(Given information begins)
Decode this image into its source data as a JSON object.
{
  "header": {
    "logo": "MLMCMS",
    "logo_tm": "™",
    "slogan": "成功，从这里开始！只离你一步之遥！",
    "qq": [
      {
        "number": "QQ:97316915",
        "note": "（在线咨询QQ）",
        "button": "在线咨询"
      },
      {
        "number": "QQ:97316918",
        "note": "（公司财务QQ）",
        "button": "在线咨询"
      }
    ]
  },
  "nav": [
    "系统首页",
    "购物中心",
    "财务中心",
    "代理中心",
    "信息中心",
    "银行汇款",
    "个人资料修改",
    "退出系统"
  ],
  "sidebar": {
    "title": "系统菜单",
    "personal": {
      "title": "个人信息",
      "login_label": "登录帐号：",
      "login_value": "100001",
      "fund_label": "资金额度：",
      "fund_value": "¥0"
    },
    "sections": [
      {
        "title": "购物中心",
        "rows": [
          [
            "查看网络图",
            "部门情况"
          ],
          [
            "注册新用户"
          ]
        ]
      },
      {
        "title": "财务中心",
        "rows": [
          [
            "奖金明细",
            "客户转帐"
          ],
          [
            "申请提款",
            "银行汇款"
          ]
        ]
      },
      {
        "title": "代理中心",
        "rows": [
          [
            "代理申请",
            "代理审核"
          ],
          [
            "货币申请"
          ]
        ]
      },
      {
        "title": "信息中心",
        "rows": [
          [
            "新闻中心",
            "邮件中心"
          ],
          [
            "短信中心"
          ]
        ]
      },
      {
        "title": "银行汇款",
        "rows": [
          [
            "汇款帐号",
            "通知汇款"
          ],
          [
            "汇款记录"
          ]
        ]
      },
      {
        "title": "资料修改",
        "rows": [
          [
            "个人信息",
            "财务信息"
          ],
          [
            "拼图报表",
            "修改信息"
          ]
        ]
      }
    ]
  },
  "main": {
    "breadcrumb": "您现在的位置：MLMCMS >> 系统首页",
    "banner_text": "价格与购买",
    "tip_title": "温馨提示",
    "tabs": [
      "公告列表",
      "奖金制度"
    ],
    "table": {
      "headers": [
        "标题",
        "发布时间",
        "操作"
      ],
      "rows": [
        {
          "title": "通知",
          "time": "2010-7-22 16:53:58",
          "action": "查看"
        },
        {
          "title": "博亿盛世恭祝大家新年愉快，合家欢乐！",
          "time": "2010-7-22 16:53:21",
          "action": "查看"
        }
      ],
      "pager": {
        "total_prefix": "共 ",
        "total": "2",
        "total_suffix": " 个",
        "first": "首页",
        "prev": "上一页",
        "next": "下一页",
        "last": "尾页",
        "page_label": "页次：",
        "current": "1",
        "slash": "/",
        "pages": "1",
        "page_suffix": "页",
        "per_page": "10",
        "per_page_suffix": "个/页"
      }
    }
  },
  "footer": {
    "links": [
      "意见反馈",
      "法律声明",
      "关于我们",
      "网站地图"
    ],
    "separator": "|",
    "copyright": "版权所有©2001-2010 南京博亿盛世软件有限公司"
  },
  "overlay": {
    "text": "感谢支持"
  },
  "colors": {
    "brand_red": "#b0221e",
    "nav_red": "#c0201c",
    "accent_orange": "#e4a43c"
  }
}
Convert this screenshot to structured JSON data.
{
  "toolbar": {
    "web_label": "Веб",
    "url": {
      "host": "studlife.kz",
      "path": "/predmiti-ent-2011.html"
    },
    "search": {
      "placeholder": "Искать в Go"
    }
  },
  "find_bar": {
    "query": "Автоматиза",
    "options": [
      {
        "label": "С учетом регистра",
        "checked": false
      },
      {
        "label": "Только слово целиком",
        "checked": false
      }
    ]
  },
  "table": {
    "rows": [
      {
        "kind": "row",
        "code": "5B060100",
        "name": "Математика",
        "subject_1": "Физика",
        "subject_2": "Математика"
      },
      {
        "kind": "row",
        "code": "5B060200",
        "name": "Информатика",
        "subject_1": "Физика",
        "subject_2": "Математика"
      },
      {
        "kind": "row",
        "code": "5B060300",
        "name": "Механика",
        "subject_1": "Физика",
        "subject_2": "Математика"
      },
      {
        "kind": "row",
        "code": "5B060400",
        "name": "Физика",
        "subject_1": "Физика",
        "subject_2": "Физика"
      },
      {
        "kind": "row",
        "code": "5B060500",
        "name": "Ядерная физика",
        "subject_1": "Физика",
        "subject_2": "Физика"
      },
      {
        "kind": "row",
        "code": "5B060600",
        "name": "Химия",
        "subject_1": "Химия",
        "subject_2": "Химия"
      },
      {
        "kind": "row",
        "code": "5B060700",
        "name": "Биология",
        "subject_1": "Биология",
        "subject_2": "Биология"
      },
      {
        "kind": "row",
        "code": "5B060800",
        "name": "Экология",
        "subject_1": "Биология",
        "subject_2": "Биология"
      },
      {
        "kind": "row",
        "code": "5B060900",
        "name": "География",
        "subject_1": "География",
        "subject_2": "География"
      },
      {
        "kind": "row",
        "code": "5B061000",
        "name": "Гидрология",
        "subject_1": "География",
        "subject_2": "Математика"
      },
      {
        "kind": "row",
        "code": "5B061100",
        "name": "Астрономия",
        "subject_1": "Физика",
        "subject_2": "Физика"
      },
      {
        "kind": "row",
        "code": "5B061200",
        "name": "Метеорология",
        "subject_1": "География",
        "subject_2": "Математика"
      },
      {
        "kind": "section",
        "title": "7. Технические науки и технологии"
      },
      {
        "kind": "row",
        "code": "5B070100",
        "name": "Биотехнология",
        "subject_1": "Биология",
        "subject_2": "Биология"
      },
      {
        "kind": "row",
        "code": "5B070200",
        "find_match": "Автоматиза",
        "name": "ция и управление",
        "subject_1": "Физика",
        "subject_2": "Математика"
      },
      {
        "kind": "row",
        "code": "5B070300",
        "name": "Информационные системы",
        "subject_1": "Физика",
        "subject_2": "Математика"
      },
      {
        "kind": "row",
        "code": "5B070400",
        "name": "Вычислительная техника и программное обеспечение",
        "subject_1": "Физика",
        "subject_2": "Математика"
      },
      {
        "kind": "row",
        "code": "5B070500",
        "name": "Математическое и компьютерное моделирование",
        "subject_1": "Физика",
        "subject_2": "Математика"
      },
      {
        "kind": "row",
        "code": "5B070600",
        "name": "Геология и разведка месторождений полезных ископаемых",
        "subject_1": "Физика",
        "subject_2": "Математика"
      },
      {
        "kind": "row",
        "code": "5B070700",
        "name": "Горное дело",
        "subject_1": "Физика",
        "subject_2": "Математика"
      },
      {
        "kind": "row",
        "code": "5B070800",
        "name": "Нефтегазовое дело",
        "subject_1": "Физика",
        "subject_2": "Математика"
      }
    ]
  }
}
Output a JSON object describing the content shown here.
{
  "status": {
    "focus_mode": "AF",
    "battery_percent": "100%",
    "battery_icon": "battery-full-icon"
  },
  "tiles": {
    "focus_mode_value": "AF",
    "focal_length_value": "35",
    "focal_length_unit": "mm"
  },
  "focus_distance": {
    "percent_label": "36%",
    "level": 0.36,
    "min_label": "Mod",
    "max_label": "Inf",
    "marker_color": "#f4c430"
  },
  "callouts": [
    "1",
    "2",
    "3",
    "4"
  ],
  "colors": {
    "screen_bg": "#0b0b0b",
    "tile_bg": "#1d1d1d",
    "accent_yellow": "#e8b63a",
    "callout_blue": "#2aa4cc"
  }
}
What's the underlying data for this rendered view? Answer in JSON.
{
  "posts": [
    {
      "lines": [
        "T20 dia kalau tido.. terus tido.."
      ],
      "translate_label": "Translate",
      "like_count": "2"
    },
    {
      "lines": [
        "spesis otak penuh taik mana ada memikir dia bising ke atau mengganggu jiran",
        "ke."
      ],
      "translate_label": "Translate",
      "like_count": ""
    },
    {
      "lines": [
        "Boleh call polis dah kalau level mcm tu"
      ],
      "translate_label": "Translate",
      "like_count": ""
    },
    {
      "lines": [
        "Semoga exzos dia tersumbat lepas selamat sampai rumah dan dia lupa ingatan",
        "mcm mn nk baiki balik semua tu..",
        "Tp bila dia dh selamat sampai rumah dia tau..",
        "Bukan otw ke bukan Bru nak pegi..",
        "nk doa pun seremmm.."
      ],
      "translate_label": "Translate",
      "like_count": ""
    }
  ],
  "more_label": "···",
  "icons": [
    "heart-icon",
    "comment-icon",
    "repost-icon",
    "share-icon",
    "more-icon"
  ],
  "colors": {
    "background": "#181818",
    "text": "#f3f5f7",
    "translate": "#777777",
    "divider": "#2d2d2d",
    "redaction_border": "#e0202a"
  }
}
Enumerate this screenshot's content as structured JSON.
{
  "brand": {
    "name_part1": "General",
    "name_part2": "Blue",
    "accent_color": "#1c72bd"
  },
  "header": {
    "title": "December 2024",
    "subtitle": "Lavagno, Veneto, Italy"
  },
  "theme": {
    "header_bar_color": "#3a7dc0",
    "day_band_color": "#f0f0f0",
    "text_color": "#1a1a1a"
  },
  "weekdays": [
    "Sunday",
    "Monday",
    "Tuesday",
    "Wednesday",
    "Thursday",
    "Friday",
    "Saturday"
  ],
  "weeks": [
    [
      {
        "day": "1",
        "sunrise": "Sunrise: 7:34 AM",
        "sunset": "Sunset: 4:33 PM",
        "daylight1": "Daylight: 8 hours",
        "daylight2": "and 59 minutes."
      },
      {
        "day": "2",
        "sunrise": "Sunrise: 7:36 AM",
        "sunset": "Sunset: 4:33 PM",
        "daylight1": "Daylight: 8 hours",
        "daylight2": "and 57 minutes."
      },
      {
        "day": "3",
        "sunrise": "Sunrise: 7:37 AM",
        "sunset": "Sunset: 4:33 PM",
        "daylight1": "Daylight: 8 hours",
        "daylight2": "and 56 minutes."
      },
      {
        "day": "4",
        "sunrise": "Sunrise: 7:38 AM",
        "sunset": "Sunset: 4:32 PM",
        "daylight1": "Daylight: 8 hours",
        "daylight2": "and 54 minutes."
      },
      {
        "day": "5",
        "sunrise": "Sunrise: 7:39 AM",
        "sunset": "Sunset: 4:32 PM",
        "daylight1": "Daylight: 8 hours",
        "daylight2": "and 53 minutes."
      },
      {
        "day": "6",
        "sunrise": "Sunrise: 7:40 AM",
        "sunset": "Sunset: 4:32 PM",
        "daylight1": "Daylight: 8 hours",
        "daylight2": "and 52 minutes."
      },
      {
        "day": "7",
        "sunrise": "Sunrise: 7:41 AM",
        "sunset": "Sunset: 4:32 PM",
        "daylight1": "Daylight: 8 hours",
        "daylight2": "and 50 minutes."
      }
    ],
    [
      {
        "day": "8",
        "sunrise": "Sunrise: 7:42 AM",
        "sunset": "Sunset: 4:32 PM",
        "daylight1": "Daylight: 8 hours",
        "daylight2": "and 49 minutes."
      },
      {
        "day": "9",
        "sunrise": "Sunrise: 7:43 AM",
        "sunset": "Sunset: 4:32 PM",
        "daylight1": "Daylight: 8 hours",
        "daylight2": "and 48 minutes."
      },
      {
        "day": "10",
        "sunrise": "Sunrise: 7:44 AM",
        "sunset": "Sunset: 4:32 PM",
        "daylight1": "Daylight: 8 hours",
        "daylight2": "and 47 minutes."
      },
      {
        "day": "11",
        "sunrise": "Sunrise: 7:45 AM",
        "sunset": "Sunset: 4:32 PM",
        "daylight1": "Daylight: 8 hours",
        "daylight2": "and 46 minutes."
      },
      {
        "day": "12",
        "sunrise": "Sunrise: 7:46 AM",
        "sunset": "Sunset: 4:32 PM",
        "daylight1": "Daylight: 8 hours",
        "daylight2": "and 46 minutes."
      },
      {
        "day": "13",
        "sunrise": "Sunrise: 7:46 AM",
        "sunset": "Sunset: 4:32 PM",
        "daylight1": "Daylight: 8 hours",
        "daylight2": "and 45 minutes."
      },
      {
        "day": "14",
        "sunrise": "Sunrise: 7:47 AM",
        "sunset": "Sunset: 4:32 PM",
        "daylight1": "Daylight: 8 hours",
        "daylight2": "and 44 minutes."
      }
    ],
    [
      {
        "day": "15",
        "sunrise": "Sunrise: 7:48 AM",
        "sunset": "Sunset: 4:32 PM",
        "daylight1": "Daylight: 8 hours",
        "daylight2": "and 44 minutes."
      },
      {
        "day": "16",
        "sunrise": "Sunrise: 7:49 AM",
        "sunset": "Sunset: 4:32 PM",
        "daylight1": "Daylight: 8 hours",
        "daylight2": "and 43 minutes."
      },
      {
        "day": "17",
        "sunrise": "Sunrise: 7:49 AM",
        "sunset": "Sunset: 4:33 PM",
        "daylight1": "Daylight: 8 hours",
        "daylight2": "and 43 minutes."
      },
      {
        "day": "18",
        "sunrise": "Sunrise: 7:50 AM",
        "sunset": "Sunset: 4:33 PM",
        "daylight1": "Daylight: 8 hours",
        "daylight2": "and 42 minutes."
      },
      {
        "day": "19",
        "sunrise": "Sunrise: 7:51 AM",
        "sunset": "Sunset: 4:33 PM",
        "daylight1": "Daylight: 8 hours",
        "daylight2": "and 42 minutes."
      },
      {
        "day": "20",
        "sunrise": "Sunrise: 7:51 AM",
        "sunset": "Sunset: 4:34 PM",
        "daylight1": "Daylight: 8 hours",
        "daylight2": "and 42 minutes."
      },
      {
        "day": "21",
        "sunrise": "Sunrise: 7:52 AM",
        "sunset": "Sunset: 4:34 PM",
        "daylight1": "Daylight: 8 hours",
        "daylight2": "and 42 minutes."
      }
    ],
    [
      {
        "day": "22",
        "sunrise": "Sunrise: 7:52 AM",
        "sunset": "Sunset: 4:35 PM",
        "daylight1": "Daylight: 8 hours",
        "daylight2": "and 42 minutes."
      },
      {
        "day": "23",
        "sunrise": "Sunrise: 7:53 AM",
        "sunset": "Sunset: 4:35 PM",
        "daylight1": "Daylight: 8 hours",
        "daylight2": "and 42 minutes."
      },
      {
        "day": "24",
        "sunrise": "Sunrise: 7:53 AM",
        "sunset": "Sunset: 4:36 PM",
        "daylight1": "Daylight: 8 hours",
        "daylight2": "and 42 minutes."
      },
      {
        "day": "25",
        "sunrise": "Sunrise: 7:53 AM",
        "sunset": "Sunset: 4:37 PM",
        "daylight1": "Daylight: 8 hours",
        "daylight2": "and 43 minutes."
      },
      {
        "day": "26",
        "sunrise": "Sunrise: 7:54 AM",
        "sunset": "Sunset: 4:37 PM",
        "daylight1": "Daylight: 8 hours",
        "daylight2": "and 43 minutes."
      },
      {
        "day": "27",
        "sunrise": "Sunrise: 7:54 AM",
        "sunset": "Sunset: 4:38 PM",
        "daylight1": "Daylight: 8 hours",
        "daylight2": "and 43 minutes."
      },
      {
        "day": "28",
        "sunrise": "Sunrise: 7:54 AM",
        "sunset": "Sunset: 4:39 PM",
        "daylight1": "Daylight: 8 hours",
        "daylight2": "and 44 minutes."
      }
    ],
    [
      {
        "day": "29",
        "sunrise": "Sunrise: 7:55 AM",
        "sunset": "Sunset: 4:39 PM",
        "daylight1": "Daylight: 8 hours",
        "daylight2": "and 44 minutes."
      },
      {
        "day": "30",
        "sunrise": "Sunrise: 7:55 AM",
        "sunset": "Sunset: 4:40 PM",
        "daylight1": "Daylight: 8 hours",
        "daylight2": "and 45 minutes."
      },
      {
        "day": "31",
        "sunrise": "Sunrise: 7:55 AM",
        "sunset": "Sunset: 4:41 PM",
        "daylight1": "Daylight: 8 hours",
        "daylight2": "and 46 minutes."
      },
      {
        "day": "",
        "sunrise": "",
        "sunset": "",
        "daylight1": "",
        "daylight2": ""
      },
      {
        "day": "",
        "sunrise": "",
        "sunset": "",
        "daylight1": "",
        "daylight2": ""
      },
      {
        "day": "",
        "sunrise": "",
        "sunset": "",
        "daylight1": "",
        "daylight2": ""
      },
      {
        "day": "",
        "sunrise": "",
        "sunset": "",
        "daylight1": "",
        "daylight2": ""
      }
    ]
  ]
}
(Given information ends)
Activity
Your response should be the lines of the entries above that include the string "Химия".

Solution to this task
        "name": "Химия",
        "subject_1": "Химия",
        "subject_2": "Химия"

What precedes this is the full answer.